Study Break

Therapy dogs help law students relieve stress during exams

April 29, 2011

Rebecca Randolph, L’04, credits her dog for helping her survive the stress of law school.

“I had a black Lab,” she said. “I usually studied at home. His place was curled up, under my desk. Because of Jake, I made it through law school and the bar exam.”

Randolph, who is now an assistant country attorney in Hanover County, Va., returned to the law school during exams with her new dog, Garth, a certified therapy dog with Caring Canines, a volunteer group. They joined three other therapy dogs and their owners to provide a few hours of stress relief for University of Richmond School of Law students.

Randolph contacted the law school after reading a New York Times article about therapy dogs at Yale Law School and after visiting University of Richmond undergrads for a stress relief session. “I knew from experience that the students could really use it here,” she said. According to Caring Canines’ website, “interaction with dogs is known to lower blood pressure, reduce loneliness and depression, and can improve the sense of self-esteem and well-being.”

Adrienne Zelnick, L’12, had been studying for her exams at home but made a special trip to the law school to spend some time with the dogs. “I really needed a break,” she said. “I have been studying all day and haven’t left my house.” Zelnick sat down on the floor, next to Molly, a 160-pound Newfoundland, and instantly looked more relaxed. “I’m feeling happy to be with the dogs,” she said as she stroked Molly’s fur.

Temple Roach, L’11, left her law books behind for a few minutes to spend some time with Garth, a Golden Retriever. “I’m a big dog person,” she said. Did spending some time with the dogs help to relieve some of her stress? “Everybody I’ve seen walking by here has been smiling,” she observed.

“Want to write my contract for me?” one student asked Zoe, a Welsh Corgi. Zoe declined the offer, but rolled over for a belly rub.
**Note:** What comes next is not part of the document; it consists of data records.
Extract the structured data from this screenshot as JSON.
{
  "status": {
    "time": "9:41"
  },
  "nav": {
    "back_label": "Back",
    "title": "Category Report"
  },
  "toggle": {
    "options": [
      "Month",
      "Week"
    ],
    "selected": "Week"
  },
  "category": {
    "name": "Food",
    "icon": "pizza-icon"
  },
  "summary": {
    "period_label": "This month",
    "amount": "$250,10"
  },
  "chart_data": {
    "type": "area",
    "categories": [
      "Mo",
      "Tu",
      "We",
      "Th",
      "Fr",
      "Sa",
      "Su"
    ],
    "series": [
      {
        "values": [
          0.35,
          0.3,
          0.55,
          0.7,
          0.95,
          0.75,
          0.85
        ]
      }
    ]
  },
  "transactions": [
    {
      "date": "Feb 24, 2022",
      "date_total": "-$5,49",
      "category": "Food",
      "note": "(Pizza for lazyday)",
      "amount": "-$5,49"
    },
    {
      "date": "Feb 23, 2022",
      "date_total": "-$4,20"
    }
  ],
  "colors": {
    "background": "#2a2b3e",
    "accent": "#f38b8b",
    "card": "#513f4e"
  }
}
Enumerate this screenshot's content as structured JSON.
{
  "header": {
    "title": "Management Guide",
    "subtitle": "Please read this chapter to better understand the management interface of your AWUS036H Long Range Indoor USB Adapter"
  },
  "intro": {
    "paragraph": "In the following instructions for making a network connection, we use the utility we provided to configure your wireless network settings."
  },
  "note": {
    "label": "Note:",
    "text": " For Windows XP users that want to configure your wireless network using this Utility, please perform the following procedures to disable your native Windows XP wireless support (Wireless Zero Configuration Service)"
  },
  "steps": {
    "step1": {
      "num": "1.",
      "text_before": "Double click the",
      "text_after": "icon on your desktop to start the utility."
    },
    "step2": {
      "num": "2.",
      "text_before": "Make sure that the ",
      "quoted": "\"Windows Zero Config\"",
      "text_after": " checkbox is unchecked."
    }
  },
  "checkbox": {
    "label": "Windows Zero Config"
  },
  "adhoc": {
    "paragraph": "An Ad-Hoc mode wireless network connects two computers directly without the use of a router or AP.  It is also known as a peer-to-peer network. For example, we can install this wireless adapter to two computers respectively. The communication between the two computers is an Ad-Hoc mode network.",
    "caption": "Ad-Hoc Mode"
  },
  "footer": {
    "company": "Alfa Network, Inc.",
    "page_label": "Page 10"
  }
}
“We brought these dogs here to give you a little study break,” Randolph said. “They just give unconditional love.”